RECORDS SUPPLIED Block Start
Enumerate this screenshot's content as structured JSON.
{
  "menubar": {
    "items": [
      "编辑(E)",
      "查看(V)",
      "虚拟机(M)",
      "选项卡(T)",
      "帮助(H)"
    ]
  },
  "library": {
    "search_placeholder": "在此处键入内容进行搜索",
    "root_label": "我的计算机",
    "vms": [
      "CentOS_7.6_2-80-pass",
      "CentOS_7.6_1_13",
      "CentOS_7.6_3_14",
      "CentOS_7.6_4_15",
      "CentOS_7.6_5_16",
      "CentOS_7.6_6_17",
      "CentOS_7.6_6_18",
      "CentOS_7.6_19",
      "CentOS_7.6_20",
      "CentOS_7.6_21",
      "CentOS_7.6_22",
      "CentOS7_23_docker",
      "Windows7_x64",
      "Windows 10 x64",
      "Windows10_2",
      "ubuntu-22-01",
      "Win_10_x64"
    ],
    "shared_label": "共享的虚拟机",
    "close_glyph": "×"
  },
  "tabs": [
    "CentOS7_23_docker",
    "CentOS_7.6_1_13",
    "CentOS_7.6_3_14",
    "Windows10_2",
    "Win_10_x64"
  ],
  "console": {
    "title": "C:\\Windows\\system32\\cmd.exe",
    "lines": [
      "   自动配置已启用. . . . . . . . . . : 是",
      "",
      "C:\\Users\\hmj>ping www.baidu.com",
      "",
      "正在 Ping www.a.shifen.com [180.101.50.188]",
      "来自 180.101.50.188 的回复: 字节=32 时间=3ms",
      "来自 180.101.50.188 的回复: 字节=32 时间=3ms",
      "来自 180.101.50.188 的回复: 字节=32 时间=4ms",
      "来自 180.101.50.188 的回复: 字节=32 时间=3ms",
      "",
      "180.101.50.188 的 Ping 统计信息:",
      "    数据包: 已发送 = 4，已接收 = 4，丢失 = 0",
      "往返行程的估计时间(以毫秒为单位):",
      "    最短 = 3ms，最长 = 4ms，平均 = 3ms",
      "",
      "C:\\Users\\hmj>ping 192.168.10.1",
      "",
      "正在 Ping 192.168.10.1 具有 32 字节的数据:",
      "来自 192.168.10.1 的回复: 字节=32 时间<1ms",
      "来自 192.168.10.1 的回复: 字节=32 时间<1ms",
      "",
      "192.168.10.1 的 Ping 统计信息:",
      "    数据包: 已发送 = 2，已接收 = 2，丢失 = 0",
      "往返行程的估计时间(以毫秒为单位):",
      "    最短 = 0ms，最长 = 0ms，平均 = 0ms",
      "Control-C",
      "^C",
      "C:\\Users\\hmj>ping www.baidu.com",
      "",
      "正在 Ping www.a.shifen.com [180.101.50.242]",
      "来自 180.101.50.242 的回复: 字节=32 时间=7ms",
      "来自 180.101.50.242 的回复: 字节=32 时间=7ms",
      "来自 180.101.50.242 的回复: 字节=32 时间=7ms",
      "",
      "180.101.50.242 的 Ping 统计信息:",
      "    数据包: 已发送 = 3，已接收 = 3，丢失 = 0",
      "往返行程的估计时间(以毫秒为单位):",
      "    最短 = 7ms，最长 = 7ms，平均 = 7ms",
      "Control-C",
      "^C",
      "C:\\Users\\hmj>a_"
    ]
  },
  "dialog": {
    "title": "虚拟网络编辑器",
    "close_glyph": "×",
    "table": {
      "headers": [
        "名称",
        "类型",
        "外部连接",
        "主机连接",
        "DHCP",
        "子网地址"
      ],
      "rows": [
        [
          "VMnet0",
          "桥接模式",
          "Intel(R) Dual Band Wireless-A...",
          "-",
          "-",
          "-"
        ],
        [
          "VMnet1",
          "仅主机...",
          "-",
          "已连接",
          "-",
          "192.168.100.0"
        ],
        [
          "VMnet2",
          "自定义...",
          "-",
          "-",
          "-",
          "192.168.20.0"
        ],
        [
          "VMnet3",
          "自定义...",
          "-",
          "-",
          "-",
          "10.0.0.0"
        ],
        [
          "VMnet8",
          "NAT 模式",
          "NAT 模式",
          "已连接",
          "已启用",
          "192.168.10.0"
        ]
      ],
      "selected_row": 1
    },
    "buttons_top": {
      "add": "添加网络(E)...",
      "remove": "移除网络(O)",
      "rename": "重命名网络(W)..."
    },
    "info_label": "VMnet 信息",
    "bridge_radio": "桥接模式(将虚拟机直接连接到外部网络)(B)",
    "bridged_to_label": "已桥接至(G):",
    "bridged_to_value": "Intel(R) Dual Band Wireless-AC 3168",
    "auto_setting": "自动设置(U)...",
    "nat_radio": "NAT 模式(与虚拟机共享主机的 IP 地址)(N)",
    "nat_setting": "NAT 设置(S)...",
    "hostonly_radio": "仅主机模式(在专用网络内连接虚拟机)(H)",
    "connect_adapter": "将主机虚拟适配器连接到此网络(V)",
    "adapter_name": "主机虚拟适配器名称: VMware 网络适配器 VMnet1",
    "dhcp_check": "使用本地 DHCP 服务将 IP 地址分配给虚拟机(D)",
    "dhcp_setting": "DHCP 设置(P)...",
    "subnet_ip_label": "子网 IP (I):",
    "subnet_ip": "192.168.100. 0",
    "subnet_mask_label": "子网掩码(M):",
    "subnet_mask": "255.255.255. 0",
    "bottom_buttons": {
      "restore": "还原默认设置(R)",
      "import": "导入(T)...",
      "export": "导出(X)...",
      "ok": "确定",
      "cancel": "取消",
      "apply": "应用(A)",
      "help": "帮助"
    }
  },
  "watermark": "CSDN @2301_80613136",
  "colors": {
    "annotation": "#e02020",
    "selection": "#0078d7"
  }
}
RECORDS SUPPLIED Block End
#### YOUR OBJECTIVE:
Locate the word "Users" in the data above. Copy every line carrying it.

#### ANSWER SPACE:
      "C:\\Users\\hmj>ping www.baidu.com",
      "C:\\Users\\hmj>ping 192.168.10.1",
      "C:\\Users\\hmj>ping www.baidu.com",
      "C:\\Users\\hmj>a_"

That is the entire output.